Every entry below is to be retyped exactly as it appears.

----

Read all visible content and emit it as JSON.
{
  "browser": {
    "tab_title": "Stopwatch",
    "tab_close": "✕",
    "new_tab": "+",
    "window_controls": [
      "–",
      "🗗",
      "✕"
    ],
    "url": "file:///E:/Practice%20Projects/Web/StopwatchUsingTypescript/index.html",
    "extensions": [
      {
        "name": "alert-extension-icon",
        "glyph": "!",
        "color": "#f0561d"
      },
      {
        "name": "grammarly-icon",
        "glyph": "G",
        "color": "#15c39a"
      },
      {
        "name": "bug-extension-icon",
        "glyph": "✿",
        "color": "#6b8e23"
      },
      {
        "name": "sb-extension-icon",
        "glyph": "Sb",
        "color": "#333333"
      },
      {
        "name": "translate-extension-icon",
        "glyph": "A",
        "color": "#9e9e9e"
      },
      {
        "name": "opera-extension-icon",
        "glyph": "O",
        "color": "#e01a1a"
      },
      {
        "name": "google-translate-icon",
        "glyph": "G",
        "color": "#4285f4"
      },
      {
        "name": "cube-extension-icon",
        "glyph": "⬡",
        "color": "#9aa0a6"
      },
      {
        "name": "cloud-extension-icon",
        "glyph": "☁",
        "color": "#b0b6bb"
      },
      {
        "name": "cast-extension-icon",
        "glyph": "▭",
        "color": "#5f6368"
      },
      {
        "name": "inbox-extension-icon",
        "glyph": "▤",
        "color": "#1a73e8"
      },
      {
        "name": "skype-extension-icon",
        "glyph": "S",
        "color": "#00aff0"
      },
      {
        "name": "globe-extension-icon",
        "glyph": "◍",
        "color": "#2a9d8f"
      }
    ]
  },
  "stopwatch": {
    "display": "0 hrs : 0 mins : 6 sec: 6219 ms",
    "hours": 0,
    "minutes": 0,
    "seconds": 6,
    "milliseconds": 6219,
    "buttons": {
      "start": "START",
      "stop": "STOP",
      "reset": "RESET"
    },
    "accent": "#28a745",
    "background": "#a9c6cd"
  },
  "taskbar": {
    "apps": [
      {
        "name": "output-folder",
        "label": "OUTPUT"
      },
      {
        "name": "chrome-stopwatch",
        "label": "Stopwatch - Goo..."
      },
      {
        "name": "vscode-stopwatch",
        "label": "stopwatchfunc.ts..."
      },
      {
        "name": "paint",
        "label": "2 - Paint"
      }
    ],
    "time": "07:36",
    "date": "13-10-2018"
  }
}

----

● SOLVED EXERCISE:
Read all visible content and emit it as JSON.
{
  "browser": {
    "tab_title": "Stopwatch",
    "tab_close": "✕",
    "new_tab": "+",
    "window_controls": [
      "–",
      "🗗",
      "✕"
    ],
    "url": "file:///E:/Practice%20Projects/Web/StopwatchUsingTypescript/index.html",
    "extensions": [
      {
        "name": "alert-extension-icon",
        "glyph": "!",
        "color": "#f0561d"
      },
      {
        "name": "grammarly-icon",
        "glyph": "G",
        "color": "#15c39a"
      },
      {
        "name": "bug-extension-icon",
        "glyph": "✿",
        "color": "#6b8e23"
      },
      {
        "name": "sb-extension-icon",
        "glyph": "Sb",
        "color": "#333333"
      },
      {
        "name": "translate-extension-icon",
        "glyph": "A",
        "color": "#9e9e9e"
      },
      {
        "name": "opera-extension-icon",
        "glyph": "O",
        "color": "#e01a1a"
      },
      {
        "name": "google-translate-icon",
        "glyph": "G",
        "color": "#4285f4"
      },
      {
        "name": "cube-extension-icon",
        "glyph": "⬡",
        "color": "#9aa0a6"
      },
      {
        "name": "cloud-extension-icon",
        "glyph": "☁",
        "color": "#b0b6bb"
      },
      {
        "name": "cast-extension-icon",
        "glyph": "▭",
        "color": "#5f6368"
      },
      {
        "name": "inbox-extension-icon",
        "glyph": "▤",
        "color": "#1a73e8"
      },
      {
        "name": "skype-extension-icon",
        "glyph": "S",
        "color": "#00aff0"
      },
      {
        "name": "globe-extension-icon",
        "glyph": "◍",
        "color": "#2a9d8f"
      }
    ]
  },
  "stopwatch": {
    "display": "0 hrs : 0 mins : 6 sec: 6219 ms",
    "hours": 0,
    "minutes": 0,
    "seconds": 6,
    "milliseconds": 6219,
    "buttons": {
      "start": "START",
      "stop": "STOP",
      "reset": "RESET"
    },
    "accent": "#28a745",
    "background": "#a9c6cd"
  },
  "taskbar": {
    "apps": [
      {
        "name": "output-folder",
        "label": "OUTPUT"
      },
      {
        "name": "chrome-stopwatch",
        "label": "Stopwatch - Goo..."
      },
      {
        "name": "vscode-stopwatch",
        "label": "stopwatchfunc.ts..."
      },
      {
        "name": "paint",
        "label": "2 - Paint"
      }
    ],
    "time": "07:36",
    "date": "13-10-2018"
  }
}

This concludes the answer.